> **THE INPUT**
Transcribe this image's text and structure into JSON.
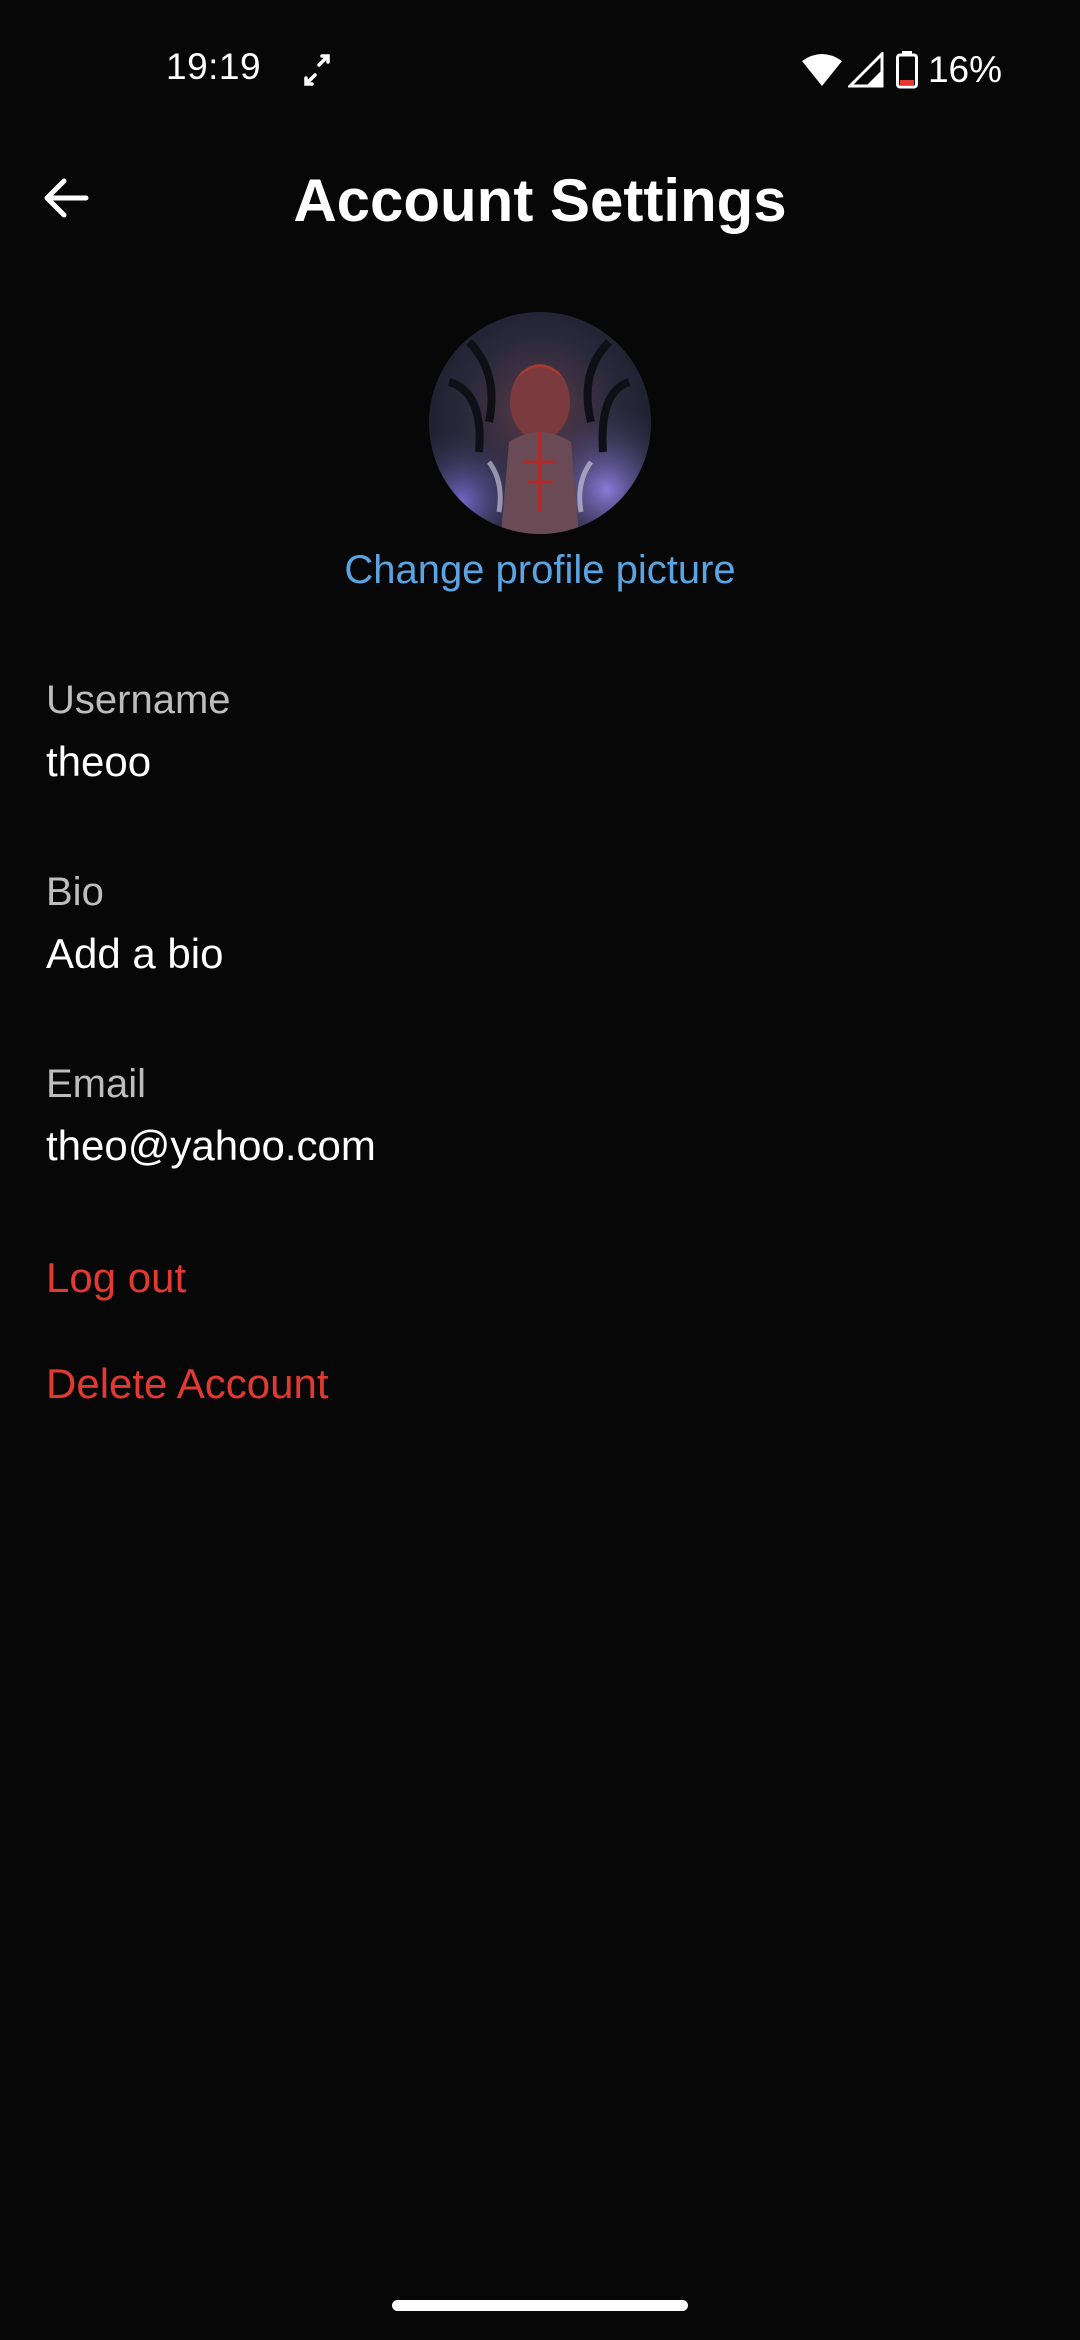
{
  "status_bar": {
    "time": "19:19",
    "battery_percent": "16%",
    "icons": [
      "sync-icon",
      "wifi-icon",
      "cell-signal-icon",
      "battery-icon"
    ]
  },
  "header": {
    "title": "Account Settings",
    "back_icon": "arrow-left-icon"
  },
  "profile": {
    "change_picture_label": "Change profile picture"
  },
  "fields": {
    "username": {
      "label": "Username",
      "value": "theoo"
    },
    "bio": {
      "label": "Bio",
      "value": "Add a bio"
    },
    "email": {
      "label": "Email",
      "value": "theo@yahoo.com"
    }
  },
  "actions": {
    "logout_label": "Log out",
    "delete_label": "Delete Account"
  },
  "colors": {
    "background": "#070707",
    "link_blue": "#5aa4e3",
    "danger_red": "#e23a30",
    "label_gray": "#bdbdbd"
  }
}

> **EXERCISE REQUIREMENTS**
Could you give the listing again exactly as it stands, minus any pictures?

> **EXERCISE RESPONSE**
Transcribe this image's text and structure into JSON.
{
  "status_bar": {
    "time": "19:19",
    "battery_percent": "16%",
    "icons": [
      "sync-icon",
      "wifi-icon",
      "cell-signal-icon",
      "battery-icon"
    ]
  },
  "header": {
    "title": "Account Settings",
    "back_icon": "arrow-left-icon"
  },
  "profile": {
    "change_picture_label": "Change profile picture"
  },
  "fields": {
    "username": {
      "label": "Username",
      "value": "theoo"
    },
    "bio": {
      "label": "Bio",
      "value": "Add a bio"
    },
    "email": {
      "label": "Email",
      "value": "theo@yahoo.com"
    }
  },
  "actions": {
    "logout_label": "Log out",
    "delete_label": "Delete Account"
  },
  "colors": {
    "background": "#070707",
    "link_blue": "#5aa4e3",
    "danger_red": "#e23a30",
    "label_gray": "#bdbdbd"
  }
}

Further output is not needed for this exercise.